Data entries
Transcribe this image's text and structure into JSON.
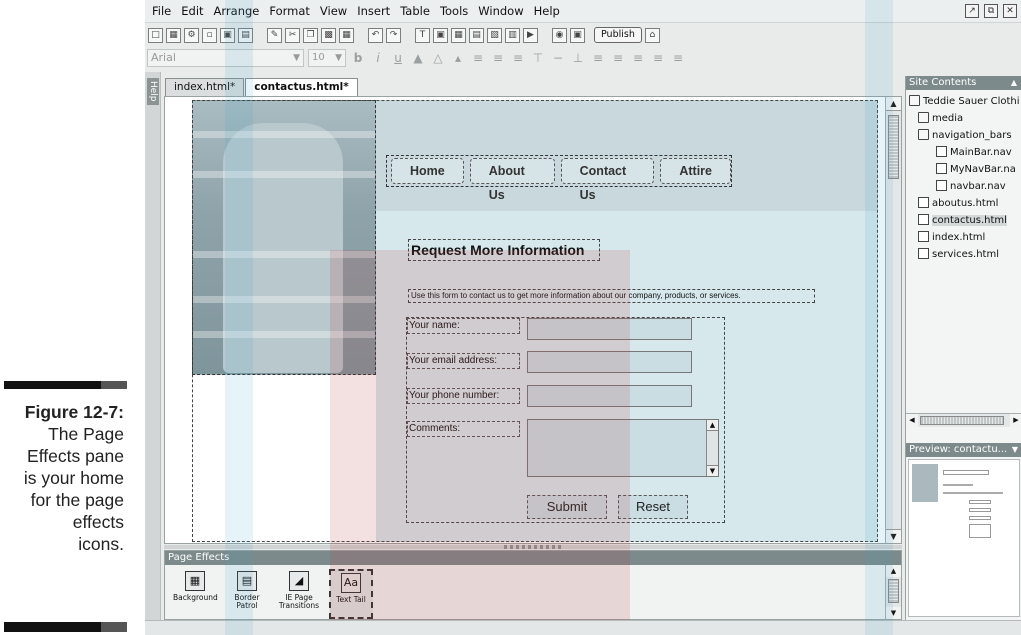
{
  "caption": {
    "figure_label": "Figure 12-7:",
    "line1": "The Page",
    "line2": "Effects pane",
    "line3": "is your home",
    "line4": "for the page",
    "line5": "effects",
    "line6": "icons."
  },
  "menubar": {
    "items": [
      "File",
      "Edit",
      "Arrange",
      "Format",
      "View",
      "Insert",
      "Table",
      "Tools",
      "Window",
      "Help"
    ]
  },
  "toolbar": {
    "publish_label": "Publish"
  },
  "format_toolbar": {
    "font_value": "Arial",
    "size_value": "10"
  },
  "help_strip": {
    "label": "Help"
  },
  "doc_tabs": [
    "index.html*",
    "contactus.html*"
  ],
  "page": {
    "nav_buttons": [
      "Home",
      "About Us",
      "Contact Us",
      "Attire"
    ],
    "title": "Request More Information",
    "intro": "Use this form to contact us to get more information about our company, products, or services.",
    "form": {
      "name_label": "Your name:",
      "email_label": "Your email address:",
      "phone_label": "Your phone number:",
      "comments_label": "Comments:",
      "submit_label": "Submit",
      "reset_label": "Reset"
    }
  },
  "page_effects": {
    "title": "Page Effects",
    "items": [
      {
        "line1": "Background",
        "line2": ""
      },
      {
        "line1": "Border",
        "line2": "Patrol"
      },
      {
        "line1": "IE Page",
        "line2": "Transitions"
      },
      {
        "line1": "Text Tail",
        "line2": ""
      }
    ]
  },
  "site_contents": {
    "title": "Site Contents",
    "tree": [
      {
        "label": "Teddie Sauer Clothi",
        "indent": 0,
        "type": "folder"
      },
      {
        "label": "media",
        "indent": 1,
        "type": "folder"
      },
      {
        "label": "navigation_bars",
        "indent": 1,
        "type": "folder"
      },
      {
        "label": "MainBar.nav",
        "indent": 3,
        "type": "nav"
      },
      {
        "label": "MyNavBar.na",
        "indent": 3,
        "type": "nav"
      },
      {
        "label": "navbar.nav",
        "indent": 3,
        "type": "nav"
      },
      {
        "label": "aboutus.html",
        "indent": 1,
        "type": "file"
      },
      {
        "label": "contactus.html",
        "indent": 1,
        "type": "file"
      },
      {
        "label": "index.html",
        "indent": 1,
        "type": "file"
      },
      {
        "label": "services.html",
        "indent": 1,
        "type": "file"
      }
    ],
    "selected": "contactus.html"
  },
  "preview": {
    "title": "Preview: contactu..."
  }
}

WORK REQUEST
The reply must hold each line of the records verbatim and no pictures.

ANSWER TO THIS PROBLEM
Transcribe this image's text and structure into JSON.
{
  "caption": {
    "figure_label": "Figure 12-7:",
    "line1": "The Page",
    "line2": "Effects pane",
    "line3": "is your home",
    "line4": "for the page",
    "line5": "effects",
    "line6": "icons."
  },
  "menubar": {
    "items": [
      "File",
      "Edit",
      "Arrange",
      "Format",
      "View",
      "Insert",
      "Table",
      "Tools",
      "Window",
      "Help"
    ]
  },
  "toolbar": {
    "publish_label": "Publish"
  },
  "format_toolbar": {
    "font_value": "Arial",
    "size_value": "10"
  },
  "help_strip": {
    "label": "Help"
  },
  "doc_tabs": [
    "index.html*",
    "contactus.html*"
  ],
  "page": {
    "nav_buttons": [
      "Home",
      "About Us",
      "Contact Us",
      "Attire"
    ],
    "title": "Request More Information",
    "intro": "Use this form to contact us to get more information about our company, products, or services.",
    "form": {
      "name_label": "Your name:",
      "email_label": "Your email address:",
      "phone_label": "Your phone number:",
      "comments_label": "Comments:",
      "submit_label": "Submit",
      "reset_label": "Reset"
    }
  },
  "page_effects": {
    "title": "Page Effects",
    "items": [
      {
        "line1": "Background",
        "line2": ""
      },
      {
        "line1": "Border",
        "line2": "Patrol"
      },
      {
        "line1": "IE Page",
        "line2": "Transitions"
      },
      {
        "line1": "Text Tail",
        "line2": ""
      }
    ]
  },
  "site_contents": {
    "title": "Site Contents",
    "tree": [
      {
        "label": "Teddie Sauer Clothi",
        "indent": 0,
        "type": "folder"
      },
      {
        "label": "media",
        "indent": 1,
        "type": "folder"
      },
      {
        "label": "navigation_bars",
        "indent": 1,
        "type": "folder"
      },
      {
        "label": "MainBar.nav",
        "indent": 3,
        "type": "nav"
      },
      {
        "label": "MyNavBar.na",
        "indent": 3,
        "type": "nav"
      },
      {
        "label": "navbar.nav",
        "indent": 3,
        "type": "nav"
      },
      {
        "label": "aboutus.html",
        "indent": 1,
        "type": "file"
      },
      {
        "label": "contactus.html",
        "indent": 1,
        "type": "file"
      },
      {
        "label": "index.html",
        "indent": 1,
        "type": "file"
      },
      {
        "label": "services.html",
        "indent": 1,
        "type": "file"
      }
    ],
    "selected": "contactus.html"
  },
  "preview": {
    "title": "Preview: contactu..."
  }
}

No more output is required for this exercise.